The Mishana Community is a small group of people who have lived together on the bank of the Nanay river for over eighty years. Three generations of community members have lived in this remote jungle location, which is now part of the Allpahuayo-Mishana National Reserve. The total number of members is just over one hundred, and the population is not increasing. The lure of a better life making money in Iquitos or giving their children more opportunities has caused a slow decrease in population but for the most part, the number has stayed close to the same. The Mishanas who have stayed have no interest in living in Iquitos, where everyone seems to be rushing around all the time, trying to get somewhere as fast as they can and making their environment filthy with trash, their air filled with smog and noise, and their bodies filled with toxic food and stress.

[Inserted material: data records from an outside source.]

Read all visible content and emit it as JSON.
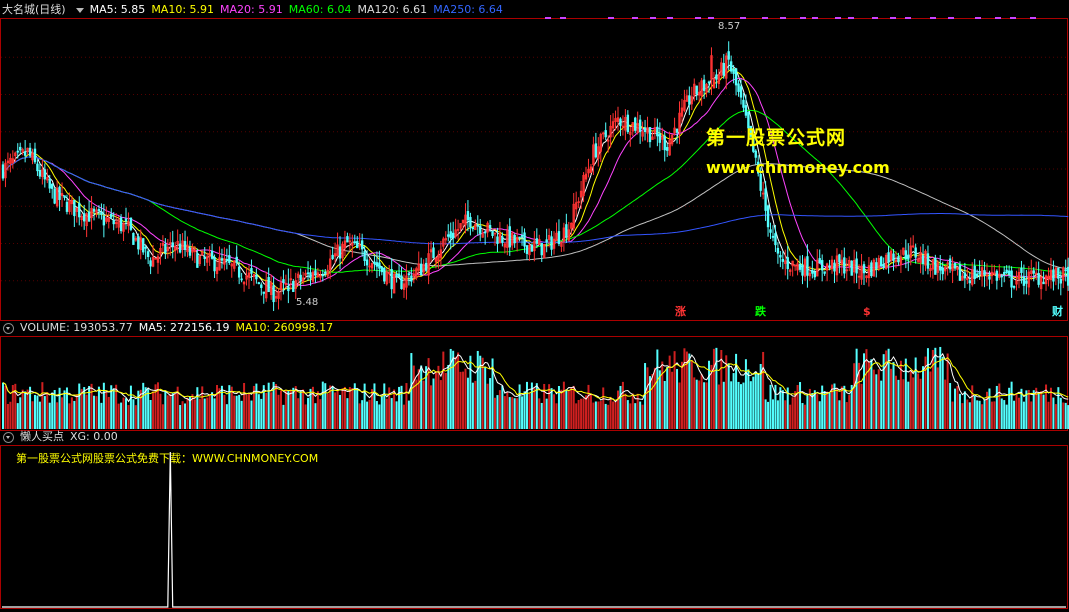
{
  "main_legend": {
    "title": "大名城(日线)",
    "ma5_label": "MA5: 5.85",
    "ma10_label": "MA10: 5.91",
    "ma20_label": "MA20: 5.91",
    "ma60_label": "MA60: 6.04",
    "ma120_label": "MA120: 6.61",
    "ma250_label": "MA250: 6.64"
  },
  "price_high_label": "8.57",
  "price_low_label": "5.48",
  "watermark": {
    "line1": "第一股票公式网",
    "line2": "www.chnmoney.com"
  },
  "event_tags": {
    "zhang": "涨",
    "die": "跌",
    "dollar": "$",
    "cai": "财"
  },
  "volume_legend": {
    "title": "VOLUME: 193053.77",
    "ma5_label": "MA5: 272156.19",
    "ma10_label": "MA10: 260998.17"
  },
  "indicator_legend": {
    "title": "懒人买点",
    "xg_label": "XG: 0.00",
    "note": "第一股票公式网股票公式免费下载：WWW.CHNMONEY.COM"
  },
  "colors": {
    "up": "#ff3333",
    "down": "#54ffff",
    "ma5": "#ffffff",
    "ma10": "#ffff00",
    "ma20": "#ff44ff",
    "ma60": "#00ff00",
    "ma120": "#c0c0c0",
    "ma250": "#3355ff",
    "border": "#aa0000"
  },
  "chart_data": {
    "type": "candlestick",
    "title": "大名城(日线)",
    "price_range": [
      5.3,
      8.9
    ],
    "price_high": 8.57,
    "price_low": 5.48,
    "close_keypoints": [
      [
        0,
        7.1
      ],
      [
        10,
        7.3
      ],
      [
        20,
        6.8
      ],
      [
        30,
        6.6
      ],
      [
        40,
        6.5
      ],
      [
        50,
        6.4
      ],
      [
        60,
        6.0
      ],
      [
        70,
        6.2
      ],
      [
        80,
        6.0
      ],
      [
        90,
        5.95
      ],
      [
        100,
        5.8
      ],
      [
        110,
        5.6
      ],
      [
        120,
        5.75
      ],
      [
        130,
        5.9
      ],
      [
        140,
        6.2
      ],
      [
        150,
        6.0
      ],
      [
        160,
        5.7
      ],
      [
        170,
        5.9
      ],
      [
        180,
        6.25
      ],
      [
        190,
        6.5
      ],
      [
        200,
        6.3
      ],
      [
        210,
        6.2
      ],
      [
        220,
        6.15
      ],
      [
        230,
        6.4
      ],
      [
        240,
        7.3
      ],
      [
        250,
        7.7
      ],
      [
        260,
        7.6
      ],
      [
        270,
        7.4
      ],
      [
        280,
        8.0
      ],
      [
        290,
        8.2
      ],
      [
        295,
        8.4
      ],
      [
        300,
        7.9
      ],
      [
        305,
        7.3
      ],
      [
        310,
        6.6
      ],
      [
        315,
        6.0
      ],
      [
        320,
        5.95
      ],
      [
        330,
        5.9
      ],
      [
        340,
        5.95
      ],
      [
        350,
        5.85
      ],
      [
        360,
        6.05
      ],
      [
        370,
        6.1
      ],
      [
        380,
        5.9
      ],
      [
        390,
        5.8
      ],
      [
        400,
        5.85
      ],
      [
        410,
        5.75
      ],
      [
        420,
        5.8
      ],
      [
        432,
        5.8
      ]
    ],
    "ma_lines": [
      {
        "name": "MA5",
        "value": 5.85
      },
      {
        "name": "MA10",
        "value": 5.91
      },
      {
        "name": "MA20",
        "value": 5.91
      },
      {
        "name": "MA60",
        "value": 6.04
      },
      {
        "name": "MA120",
        "value": 6.61
      },
      {
        "name": "MA250",
        "value": 6.64
      }
    ],
    "volume": {
      "last": 193053.77,
      "ma5": 272156.19,
      "ma10": 260998.17,
      "range": [
        0,
        420000
      ]
    },
    "indicator": {
      "name": "懒人买点",
      "xg": 0.0,
      "signal_index": 68,
      "signal_value": 1
    }
  }
}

If you’ve ever been to Iquitos, it is a far cry from a modern city like New York, where people’s stress levels are significantly higher, as is pollution and unhealthy living. But even though it is not as harsh as a modern city, Iquitos is still a city, and with motorcars, cars, motorcycles, buses, and trucks driving around everywhere, it is considered a dangerous place by the Mishana, who prefer the peace and calm of the Amazon Rainforest. Looking out onto a grey city street is certainly not as pleasant as looking out onto the jungle and the Nanay river.
Daily life in the Mishana community is slow paced and laid back. Some might say it is easy going, but few city dwellers could survive the manual labor aspects every day living in the jungle. It may not be stressful, but it is by no means easy. A typical day begins with collecting water from the well, fishing, or walking into the jungle to visit a private lot of cultivated land called a chacra. Every family has at least one chacra that provides them with the majority of their food. Some bulk items like rice, oil, sugar, and salt are brought in from a village that has road access to Iquitos, which is a two hour boat ride away from the Mishana Community.
While the Mishanas may not know how to use a computer or send an email, they know how to live off the land. With no electricity in the community, these strong and intelligent people manage to take care of all their needs with very little dependence on anything but their own hands and feet, and a machete or ax. The children are given responsibilities at a young age and while they do not have many toys, if any, they have no problem finding a way to have fun.
During the Ayahuasca Foundation’s retreats, the Mishanas help out in many different ways. Hunters provide wild jungle meat from the surrounding area. Fisherman provide freshly caught fish from the river or nearby lakes. Plantains, yucca, and a variety of fruit are provided from their chacras, and medicinal plants from their gardens and the jungle. Whatever they can do to help out is always done without hesitation and usually with a smile. It is such a pleasure to meet these people and to get to know them, for it is the dream and fantasy of most people to live the way they do, without being dependent on corporations for survival.